A photo exhibition titled A Girl is Born is opening tomorrow in Georgia's capital that speaks out against gender-biased sex selection and support to raise public awareness of the importance of treating boys and girls equally.
Dina Oganova, a Georgian documentary photographer and recipient of various prestigious awards, is behind the exhibition that will open at 5pm tomorrow at the NATO and EU Information Centre Exhibition Hall, located at Freedom Square in Tbilisi.
The exhibition, which will run until November 27, was organised by the United Nations Population Fund (UNFPA) Georgia Country Office within the framework of the United Nations (UN) Joint Programme for Gender Equality, that's funded by the Swedish government.

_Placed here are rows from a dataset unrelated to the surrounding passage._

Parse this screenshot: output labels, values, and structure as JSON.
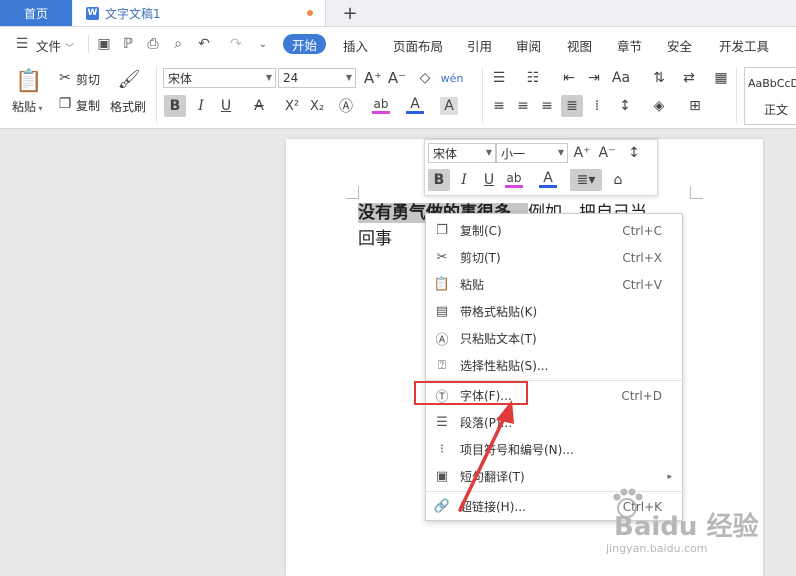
{
  "tabs": {
    "home": "首页",
    "doc_title": "文字文稿1",
    "doc_icon": "W",
    "new_tab": "+"
  },
  "menu": {
    "file": "文件",
    "items": [
      "开始",
      "插入",
      "页面布局",
      "引用",
      "审阅",
      "视图",
      "章节",
      "安全",
      "开发工具"
    ]
  },
  "ribbon": {
    "paste": "粘贴",
    "cut": "剪切",
    "copy": "复制",
    "format_painter": "格式刷",
    "font_name": "宋体",
    "font_size": "24",
    "style_preview": "AaBbCcD",
    "style_name": "正文",
    "bold": "B",
    "italic": "I",
    "underline": "U"
  },
  "document": {
    "selected_text": "没有勇气做的事很多，",
    "line1_rest": "例如，把自己当",
    "line2": "回事"
  },
  "mini_toolbar": {
    "font_name": "宋体",
    "font_size": "小一"
  },
  "context_menu": {
    "items": [
      {
        "label": "复制(C)",
        "shortcut": "Ctrl+C",
        "icon": "copy-icon"
      },
      {
        "label": "剪切(T)",
        "shortcut": "Ctrl+X",
        "icon": "scissors-icon"
      },
      {
        "label": "粘贴",
        "shortcut": "Ctrl+V",
        "icon": "paste-icon"
      },
      {
        "label": "带格式粘贴(K)",
        "shortcut": "",
        "icon": "paste-format-icon"
      },
      {
        "label": "只粘贴文本(T)",
        "shortcut": "",
        "icon": "paste-text-icon"
      },
      {
        "label": "选择性粘贴(S)...",
        "shortcut": "",
        "icon": "paste-special-icon"
      },
      {
        "label": "字体(F)...",
        "shortcut": "Ctrl+D",
        "icon": "font-icon"
      },
      {
        "label": "段落(P)...",
        "shortcut": "",
        "icon": "paragraph-icon"
      },
      {
        "label": "项目符号和编号(N)...",
        "shortcut": "",
        "icon": "bullets-icon"
      },
      {
        "label": "短句翻译(T)",
        "shortcut": "",
        "icon": "translate-icon"
      },
      {
        "label": "超链接(H)...",
        "shortcut": "Ctrl+K",
        "icon": "link-icon"
      }
    ]
  },
  "watermark": {
    "brand": "Baidu 经验",
    "url": "jingyan.baidu.com"
  },
  "colors": {
    "accent": "#3e7bd6",
    "highlight_box": "#e03b3b"
  }
}
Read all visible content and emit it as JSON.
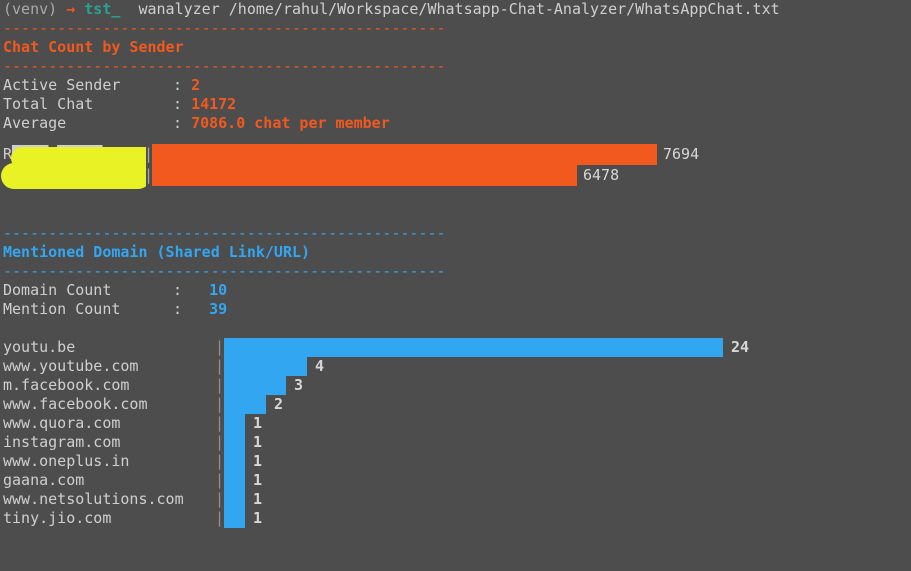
{
  "terminal": {
    "background_color": "#4d4d4d",
    "foreground_color": "#cfd0ce",
    "accent_orange": "#f2591e",
    "accent_blue": "#33a6f2",
    "prompt": {
      "venv": "(venv)",
      "arrow": "→",
      "host": "tst_",
      "command": "wanalyzer /home/rahul/Workspace/Whatsapp-Chat-Analyzer/WhatsAppChat.txt"
    },
    "rules": {
      "orange": "-------------------------------------------------",
      "blue": "-------------------------------------------------"
    },
    "sections": [
      {
        "heading": "Chat Count by Sender",
        "color": "#f2591e",
        "stats": [
          {
            "label": "Active Sender",
            "colon": ":",
            "value": "2"
          },
          {
            "label": "Total Chat",
            "colon": ":",
            "value": "14172"
          },
          {
            "label": "Average",
            "colon": ":",
            "value": "7086.0 chat per member"
          }
        ]
      },
      {
        "heading": "Mentioned Domain (Shared Link/URL)",
        "color": "#33a6f2",
        "stats": [
          {
            "label": "Domain Count",
            "colon": ":",
            "value": "10"
          },
          {
            "label": "Mention Count",
            "colon": ":",
            "value": "39"
          }
        ]
      }
    ],
    "redaction": {
      "kind": "yellow-highlighter-scribble",
      "color": "#e8f224",
      "covers": "sender names in chat-count bar chart"
    }
  },
  "chart_data": [
    {
      "type": "bar",
      "orientation": "horizontal",
      "title": "Chat Count by Sender",
      "xlabel": "",
      "ylabel": "",
      "color": "#f2591e",
      "grid": false,
      "legend": null,
      "xlim": [
        0,
        7694
      ],
      "categories": [
        "R████ █████",
        "A██████████"
      ],
      "categories_note": "both sender labels obscured by yellow highlighter redaction",
      "values": [
        7694,
        6478
      ],
      "value_labels": [
        "7694",
        "6478"
      ]
    },
    {
      "type": "bar",
      "orientation": "horizontal",
      "title": "Mentioned Domain (Shared Link/URL)",
      "xlabel": "",
      "ylabel": "",
      "color": "#33a6f2",
      "grid": false,
      "legend": null,
      "xlim": [
        0,
        24
      ],
      "categories": [
        "youtu.be",
        "www.youtube.com",
        "m.facebook.com",
        "www.facebook.com",
        "www.quora.com",
        "instagram.com",
        "www.oneplus.in",
        "gaana.com",
        "www.netsolutions.com",
        "tiny.jio.com"
      ],
      "values": [
        24,
        4,
        3,
        2,
        1,
        1,
        1,
        1,
        1,
        1
      ],
      "value_labels": [
        "24",
        "4",
        "3",
        "2",
        "1",
        "1",
        "1",
        "1",
        "1",
        "1"
      ]
    }
  ]
}
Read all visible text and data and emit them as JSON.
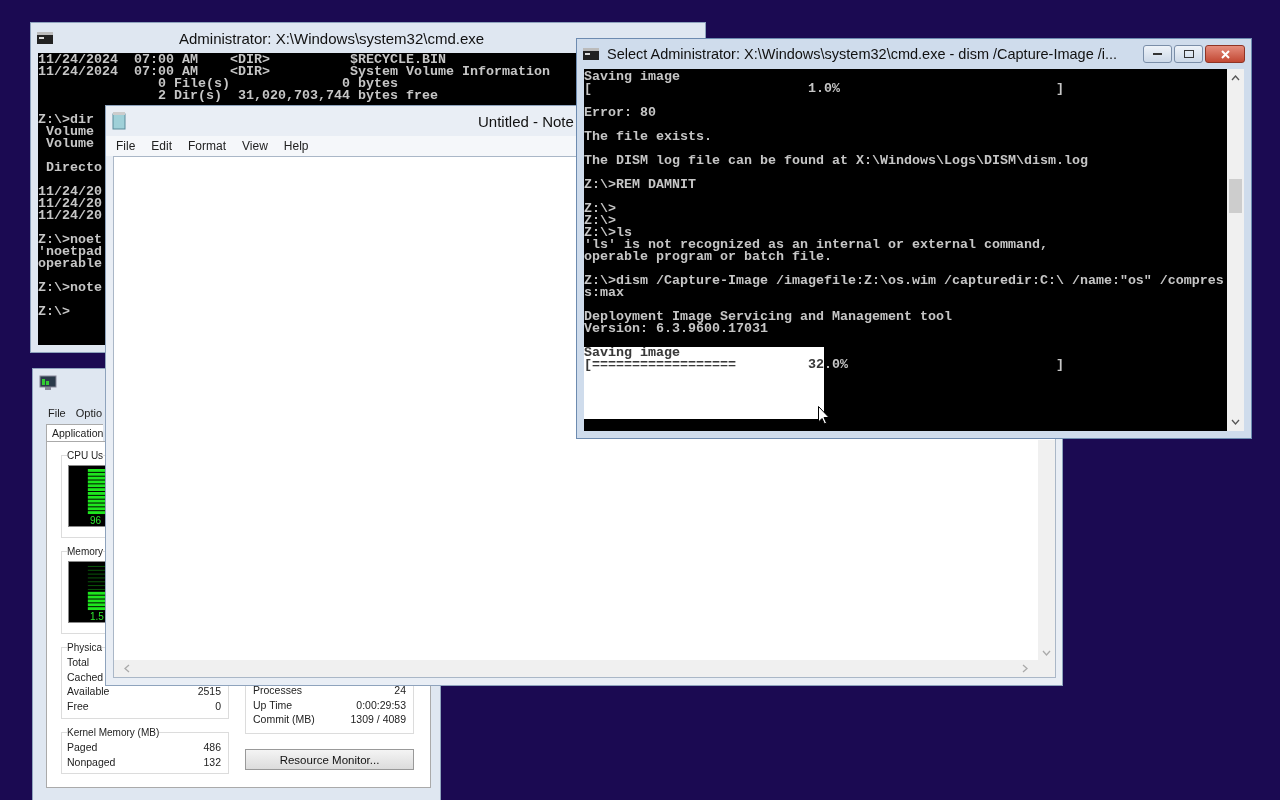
{
  "desktop": {
    "cmd_window_back": {
      "title": "Administrator: X:\\Windows\\system32\\cmd.exe",
      "console_blocks": [
        {
          "lines": [
            "11/24/2024  07:00 AM    <DIR>          $RECYCLE.BIN",
            "11/24/2024  07:00 AM    <DIR>          System Volume Information",
            "               0 File(s)              0 bytes",
            "               2 Dir(s)  31,020,703,744 bytes free"
          ]
        },
        {
          "lines": [
            "Z:\\>dir",
            " Volume",
            " Volume"
          ]
        },
        {
          "lines": [
            " Directo"
          ]
        },
        {
          "lines": [
            "11/24/20",
            "11/24/20",
            "11/24/20"
          ]
        },
        {
          "lines": [
            "Z:\\>noet",
            "'noetpad",
            "operable"
          ]
        },
        {
          "lines": [
            "Z:\\>note"
          ]
        },
        {
          "lines": [
            "Z:\\>"
          ]
        }
      ]
    },
    "task_manager": {
      "menu": [
        "File",
        "Optio"
      ],
      "tabs": [
        {
          "label": "Application",
          "selected": true
        }
      ],
      "cpu": {
        "title": "CPU Us",
        "level": 0.96,
        "reading": "96"
      },
      "memory": {
        "title": "Memory",
        "level": 0.38,
        "reading": "1.5"
      },
      "physical": {
        "title": "Physica",
        "rows": [
          {
            "label": "Total"
          },
          {
            "label": "Cached"
          },
          {
            "label": "Available",
            "value": "2515"
          },
          {
            "label": "Free",
            "value": "0"
          }
        ]
      },
      "kernel": {
        "title": "Kernel Memory (MB)",
        "rows": [
          {
            "label": "Paged",
            "value": "486"
          },
          {
            "label": "Nonpaged",
            "value": "132"
          }
        ]
      },
      "system": {
        "rows": [
          {
            "label": "Processes",
            "value": "24"
          },
          {
            "label": "Up Time",
            "value": "0:00:29:53"
          },
          {
            "label": "Commit (MB)",
            "value": "1309 / 4089"
          }
        ]
      },
      "button": "Resource Monitor..."
    },
    "notepad": {
      "title": "Untitled - Note",
      "menu": [
        "File",
        "Edit",
        "Format",
        "View",
        "Help"
      ]
    },
    "cmd_window_front": {
      "title": "Select Administrator: X:\\Windows\\system32\\cmd.exe - dism  /Capture-Image /i...",
      "console_blocks": [
        {
          "lines": [
            "Saving image",
            "[                           1.0%                           ]"
          ]
        },
        {
          "lines": [
            "Error: 80"
          ]
        },
        {
          "lines": [
            "The file exists."
          ]
        },
        {
          "lines": [
            "The DISM log file can be found at X:\\Windows\\Logs\\DISM\\dism.log"
          ]
        },
        {
          "lines": [
            "Z:\\>REM DAMNIT"
          ]
        },
        {
          "lines": [
            "Z:\\>",
            "Z:\\>",
            "Z:\\>ls",
            "'ls' is not recognized as an internal or external command,",
            "operable program or batch file."
          ]
        },
        {
          "lines": [
            "Z:\\>dism /Capture-Image /imagefile:Z:\\os.wim /capturedir:C:\\ /name:\"os\" /compres",
            "s:max"
          ]
        },
        {
          "lines": [
            "Deployment Image Servicing and Management tool",
            "Version: 6.3.9600.17031"
          ]
        },
        {
          "lines": [
            "Saving image",
            "[==================         32.0%                          ]"
          ]
        }
      ],
      "has_selection": true
    }
  }
}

The exhibition is dedicated to the 16 Days of Activism against Gender-Based Violence, as Georgia is among the countries where the problem still exists.
The author of the project recorded short quotes by family members to explain why equality is important for harmonious family relations. Photo by Dina Oganova.

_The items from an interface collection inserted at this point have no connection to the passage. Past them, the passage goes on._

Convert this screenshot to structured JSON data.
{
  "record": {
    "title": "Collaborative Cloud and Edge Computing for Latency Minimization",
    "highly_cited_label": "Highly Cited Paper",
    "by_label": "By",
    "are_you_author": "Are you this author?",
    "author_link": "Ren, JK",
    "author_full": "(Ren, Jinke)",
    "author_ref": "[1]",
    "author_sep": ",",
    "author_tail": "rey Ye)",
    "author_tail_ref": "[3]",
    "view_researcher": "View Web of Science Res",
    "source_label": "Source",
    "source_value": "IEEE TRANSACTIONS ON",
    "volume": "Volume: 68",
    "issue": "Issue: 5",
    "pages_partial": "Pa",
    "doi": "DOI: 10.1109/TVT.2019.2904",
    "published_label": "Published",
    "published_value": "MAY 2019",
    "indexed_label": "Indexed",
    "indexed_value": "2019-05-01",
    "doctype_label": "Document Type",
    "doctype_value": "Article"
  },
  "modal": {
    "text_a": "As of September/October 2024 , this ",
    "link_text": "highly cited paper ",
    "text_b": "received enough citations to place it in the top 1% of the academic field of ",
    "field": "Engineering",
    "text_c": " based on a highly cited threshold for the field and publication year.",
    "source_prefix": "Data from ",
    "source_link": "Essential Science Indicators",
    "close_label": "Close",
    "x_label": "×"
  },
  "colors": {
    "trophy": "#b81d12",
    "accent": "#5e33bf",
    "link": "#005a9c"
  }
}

A survey conducted by UNFPA in 2014 showed if a family in Georgia chose to have one child, 46 percent of citizens preferred the child to be a boy.

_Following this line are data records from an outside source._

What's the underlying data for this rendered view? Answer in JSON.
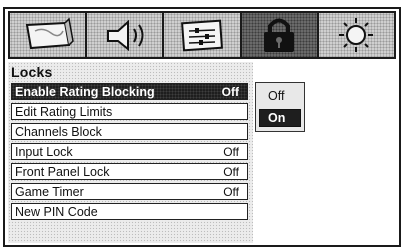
{
  "menu": {
    "title": "Locks",
    "items": [
      {
        "label": "Enable Rating Blocking",
        "value": "Off",
        "selected": true
      },
      {
        "label": "Edit Rating Limits",
        "value": ""
      },
      {
        "label": "Channels Block",
        "value": ""
      },
      {
        "label": "Input Lock",
        "value": "Off"
      },
      {
        "label": "Front Panel Lock",
        "value": "Off"
      },
      {
        "label": "Game Timer",
        "value": "Off"
      },
      {
        "label": "New PIN Code",
        "value": ""
      }
    ]
  },
  "popup": {
    "options": [
      "Off",
      "On"
    ],
    "selected": "On"
  },
  "icons": [
    "picture-icon",
    "audio-icon",
    "setup-icon",
    "lock-icon",
    "settings-icon"
  ],
  "colors": {
    "highlight": "#1e1e1e",
    "frame": "#1a1a1a"
  }
}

The photo exhibition features families from Tbilisi and eastern Kakheti region that only have daughters.
The aim of the project is to raise public awareness of the importance of treating boys and girls equally, providing them with equal opportunities for development and empowerment for the benefit of the family, society and the country at large,” said UNFPA.
The woman behind the project has also recorded short quotes by family members of daughter-only families to explain why an equal approach is important for harmonious family relations and public development.
UNFPA said the "harmful practice” of gender biased sex selection negatively affected the country’s demographic situation and security.
The result of this practice in the long run is escalation of violence, economic regress and falling birth rates,” the organisation stated.
To help change society's mindset that boys were preferred over girls, UNFPA stressed it extremely important to firstly acknowledge the problem and start public discussions to change social standards and behaviours that lead to gender-biased sex selection.